On week #2 my total cholesterol reading was 313, not too far from my highest reading in my control month of 324.  My first reaction was: "What??" seeing how I hadn't ingested a single molecule of anything from an animal in a week. I talked to some people at work about this and the consensus was that precisely because I suddenly stopped ingesting dietary cholesterol, this might have triggered a metabolic feedback mechanism whereby the body's cholesterol synthesis system 'over-reacted' to the sudden drop in dietary cholesterol by turning on cholesterol synthesis. Analogous to the body's reactionary nature to preserve everything it has if you put it in starvation mode, for example, the body may have 'overshot' cholesterol synthesis as a reactionary measure to the sudden drop of it in the diet.

3.  Blood Pressure

Here the Y axis is "mmHg", or millimeters of mercury, the unit used to measure blood pressure.

Here's how my blood pressure numbers behaved throughout the month. The top two lines are systolic, the top bottom lines diastolic, blue and orange sets for control and vegan months respectively. Unlike total cholesterol, the data point for each week here is an average of measurements for the whole week. In this case both the control and vegan months have a 5th week data point referring to the fact that, since I take this endpoint measurement daily, there are a few trailing days in a 31-day month (a week would technically be 28 days), which both my control and vegan months were. Therefore, the final 3 days would be like starting a 5th week, and it is those last few numbers that are plotted here for "week 5". I can always extend the vegan lines as I gather more measurements during my second vegan month and continue the comparison with my control month. Basically, I don't consider that there was any significant difference after 1 month vegan relative to my control month as far as blood pressure goes.

4.  Blood Glucose

As with total cholesterol, the Y axis here depicts "mg/dL" as well.
These are weekly averages as well, as was the case for blood pressure.
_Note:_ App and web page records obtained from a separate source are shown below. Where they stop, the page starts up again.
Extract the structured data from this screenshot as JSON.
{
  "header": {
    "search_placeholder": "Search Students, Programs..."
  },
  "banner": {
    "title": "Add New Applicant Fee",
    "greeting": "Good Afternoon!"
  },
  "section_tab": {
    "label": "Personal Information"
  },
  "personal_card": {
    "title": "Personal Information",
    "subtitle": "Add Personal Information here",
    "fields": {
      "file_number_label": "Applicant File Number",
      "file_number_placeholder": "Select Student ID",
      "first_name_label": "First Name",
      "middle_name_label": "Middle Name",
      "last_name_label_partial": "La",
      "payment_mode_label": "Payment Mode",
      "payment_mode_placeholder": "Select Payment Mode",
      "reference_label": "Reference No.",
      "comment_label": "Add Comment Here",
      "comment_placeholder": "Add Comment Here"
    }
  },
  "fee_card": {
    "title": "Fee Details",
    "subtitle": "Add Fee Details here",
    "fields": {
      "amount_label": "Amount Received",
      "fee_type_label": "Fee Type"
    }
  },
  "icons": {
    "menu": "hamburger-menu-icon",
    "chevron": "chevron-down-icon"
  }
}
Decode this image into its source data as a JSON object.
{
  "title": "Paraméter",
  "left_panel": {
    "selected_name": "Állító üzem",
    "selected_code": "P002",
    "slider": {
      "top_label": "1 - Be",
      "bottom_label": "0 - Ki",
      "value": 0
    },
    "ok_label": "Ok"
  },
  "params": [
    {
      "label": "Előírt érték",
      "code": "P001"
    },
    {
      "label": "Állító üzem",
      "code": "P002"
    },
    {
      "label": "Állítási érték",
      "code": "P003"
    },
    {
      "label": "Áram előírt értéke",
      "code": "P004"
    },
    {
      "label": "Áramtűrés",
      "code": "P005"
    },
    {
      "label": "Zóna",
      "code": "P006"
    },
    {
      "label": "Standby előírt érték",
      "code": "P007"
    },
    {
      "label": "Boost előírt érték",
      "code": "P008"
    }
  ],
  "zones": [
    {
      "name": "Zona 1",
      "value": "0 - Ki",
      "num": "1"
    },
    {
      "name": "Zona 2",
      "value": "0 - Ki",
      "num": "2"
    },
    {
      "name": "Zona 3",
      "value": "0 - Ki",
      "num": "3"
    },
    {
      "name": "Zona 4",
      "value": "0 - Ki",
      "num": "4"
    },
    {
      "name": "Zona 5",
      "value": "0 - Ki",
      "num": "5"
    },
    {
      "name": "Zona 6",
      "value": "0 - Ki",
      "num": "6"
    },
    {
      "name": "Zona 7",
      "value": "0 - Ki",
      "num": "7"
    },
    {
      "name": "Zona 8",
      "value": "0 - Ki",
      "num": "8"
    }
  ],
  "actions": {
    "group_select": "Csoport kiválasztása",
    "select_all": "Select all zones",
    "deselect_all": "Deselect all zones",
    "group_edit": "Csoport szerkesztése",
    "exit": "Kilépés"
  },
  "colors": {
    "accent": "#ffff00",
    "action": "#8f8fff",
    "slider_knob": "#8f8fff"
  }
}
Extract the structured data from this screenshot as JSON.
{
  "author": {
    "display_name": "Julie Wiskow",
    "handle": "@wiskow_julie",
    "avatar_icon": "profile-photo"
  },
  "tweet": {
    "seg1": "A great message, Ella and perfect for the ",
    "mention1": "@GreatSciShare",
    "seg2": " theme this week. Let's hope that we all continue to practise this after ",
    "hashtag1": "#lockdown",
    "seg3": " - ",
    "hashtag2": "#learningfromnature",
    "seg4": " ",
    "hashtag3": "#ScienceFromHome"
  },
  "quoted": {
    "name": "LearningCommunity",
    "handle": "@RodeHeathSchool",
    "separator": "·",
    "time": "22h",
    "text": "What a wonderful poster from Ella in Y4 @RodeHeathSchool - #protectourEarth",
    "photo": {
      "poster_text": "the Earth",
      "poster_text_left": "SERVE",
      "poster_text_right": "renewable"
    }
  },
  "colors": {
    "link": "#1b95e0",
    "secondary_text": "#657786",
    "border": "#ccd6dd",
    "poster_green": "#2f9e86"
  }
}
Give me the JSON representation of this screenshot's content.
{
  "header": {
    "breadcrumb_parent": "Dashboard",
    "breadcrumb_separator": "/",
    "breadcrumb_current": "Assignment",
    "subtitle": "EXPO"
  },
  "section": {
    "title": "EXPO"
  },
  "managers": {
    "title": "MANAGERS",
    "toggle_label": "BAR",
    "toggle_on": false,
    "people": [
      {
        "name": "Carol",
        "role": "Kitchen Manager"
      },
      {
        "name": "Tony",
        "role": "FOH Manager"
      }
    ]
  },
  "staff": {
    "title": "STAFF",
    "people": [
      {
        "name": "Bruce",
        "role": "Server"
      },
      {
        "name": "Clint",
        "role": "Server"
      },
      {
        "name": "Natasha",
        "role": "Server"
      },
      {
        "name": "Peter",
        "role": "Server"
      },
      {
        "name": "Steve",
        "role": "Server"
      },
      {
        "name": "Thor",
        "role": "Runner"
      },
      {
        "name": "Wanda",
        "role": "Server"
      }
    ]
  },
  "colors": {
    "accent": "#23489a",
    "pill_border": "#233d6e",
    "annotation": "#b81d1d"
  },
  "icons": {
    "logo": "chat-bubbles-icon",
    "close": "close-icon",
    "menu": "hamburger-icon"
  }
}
I take 4 weekly measurements for blood glucose. These certainly look all over the place, don't they. Overall it appears as though blood glucose was a little higher during my vegan month relative to my control month, while still remaining under the threshold level of 100 (phew! :-) ). On the other hand, during my control month the range was more 'spread out', from a lowest week average of 78.75 (week #2) to a highest week average of 89.5, for a difference of 10.75 mg/dL. The range for my vegan month, however, seems a little tighter, with a lowest week average of 85 (week #3) and a highest week average of 90.67 (week #4), for a difference of 5.67 mg/dL overall.

I'm not sure how to explain the general trend for my vegan month numbers to be grouped higher (i.e. the chart is higher up) relative to my control month numbers.

5.  Weight - I didn't plot weight because I wasn't good with the exercise. I exercised a lot more during my control month than my vegan month. Just for accountability's sake: while in my control month I gained 8 lbs (!), I lost 4 lbs during my vegan month, hardly doing any exercise at all. If I get my act together and become serious and consistent about this requirement (and get myself at home at a decent hour), I imagine weight loss will kick in more seriously. And I hypothesize that exercise could very well play a role in my blood pressure and total cholesterol numbers as well.

So... what does this all mean?

Objectively speaking, either a) my numbers weren't that grave to begin with so in one month you're not going to see dramatic changes in them, b) a vegan diet does nothing for blood glucose or blood pressure, c) it takes more than one month for a vegan diet to dramatically, steadily, and consistently improve these numbers, if it's going to do so at all.  Basically, either there won't be significant changes or it takes more than 4 weeks to see them. In order to answer this quandry, it's a great idea to keep going for at least another month, if not longer.